Disclaimer: The Multiple Oppositions Therapy Guide is an entry level guide and a simplified practical introduction only. The guide is based on my own experience using multiple oppositions as a therapy model for severe speech disorders.

For an in depth description of multiple oppositions intervention theory and techniques, readers are encouraged to purchase Lynn Williams' SCIP program. The SCIP program features videos, recommended contrast therapy selection for specific speech errors, intervention techniques and over 2000 pictures of contrast sounds.

The SCIP program can be found by following this link.


Bowen, C. (2009) Children's Speech Sound Disorders Wiley-Blackwell

Williams, A.L. McLeod, S. & McCauley, R.J. (2010) Interventions for Speech Sound Disorders in Children Paul H Brookes Publishing Co

Williams, A.L. (2005) Assessment, Target Selection and Intervention: Dynamic Interactions Within a Systemic Perspective Topics in Language Disorders, Vol 23, No.3 pp-231-242

Williams, A.L. (2006) SCIP Sound Contrasts in Phonology: Evidence Based Treatment Program. User Manual Super Duper Publications

Williams, A.L. (2006) A Systematic Perspective for Assessment and Intervention: A Case Study Advances in Speech Language Pathology September 2006, pp 245 - 256 

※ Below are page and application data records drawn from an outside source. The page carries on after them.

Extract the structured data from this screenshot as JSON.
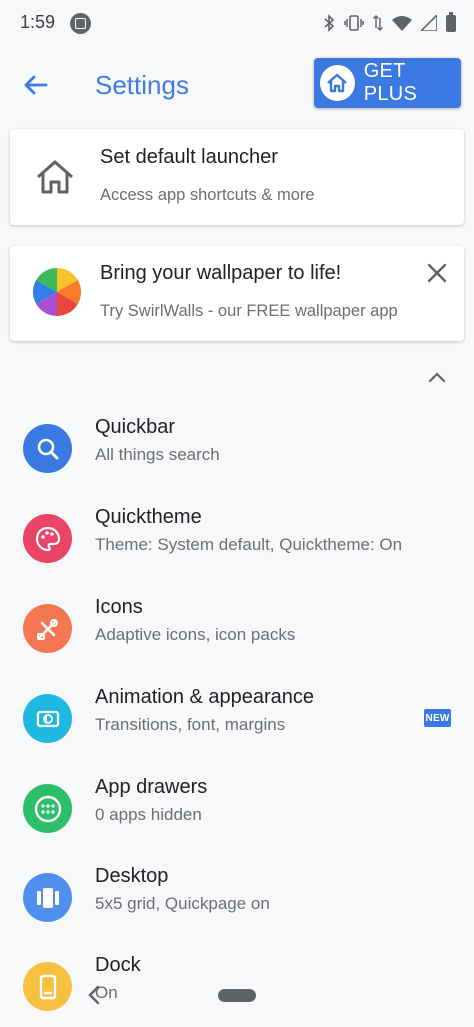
{
  "status_bar": {
    "time": "1:59",
    "icons": [
      "bluetooth-icon",
      "vibrate-icon",
      "data-arrows-icon",
      "wifi-icon",
      "signal-icon",
      "battery-icon"
    ]
  },
  "app_bar": {
    "title": "Settings",
    "get_plus_label": "GET PLUS"
  },
  "cards": [
    {
      "title": "Set default launcher",
      "subtitle": "Access app shortcuts & more",
      "icon": "home-icon"
    },
    {
      "title": "Bring your wallpaper to life!",
      "subtitle": "Try SwirlWalls - our FREE wallpaper app",
      "icon": "swirlwalls-icon"
    }
  ],
  "settings": [
    {
      "title": "Quickbar",
      "subtitle": "All things search",
      "icon": "search-icon",
      "color": "#3b79e2"
    },
    {
      "title": "Quicktheme",
      "subtitle": "Theme: System default, Quicktheme: On",
      "icon": "palette-icon",
      "color": "#ea4466"
    },
    {
      "title": "Icons",
      "subtitle": "Adaptive icons, icon packs",
      "icon": "icons-icon",
      "color": "#f27752"
    },
    {
      "title": "Animation & appearance",
      "subtitle": "Transitions, font, margins",
      "icon": "animation-icon",
      "color": "#1fb8e0",
      "badge": "NEW"
    },
    {
      "title": "App drawers",
      "subtitle": "0 apps hidden",
      "icon": "app-drawer-icon",
      "color": "#2bbf6a"
    },
    {
      "title": "Desktop",
      "subtitle": "5x5 grid, Quickpage on",
      "icon": "desktop-icon",
      "color": "#4f8ff0"
    },
    {
      "title": "Dock",
      "subtitle": "On",
      "icon": "dock-icon",
      "color": "#f7c043"
    }
  ],
  "colors": {
    "accent": "#3b79e2",
    "title": "#3e7be6",
    "background": "#f7f8fa"
  }
}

Updated 09/2014

Return from Multiple Oppositions Therapy to Minimal Pairs Theory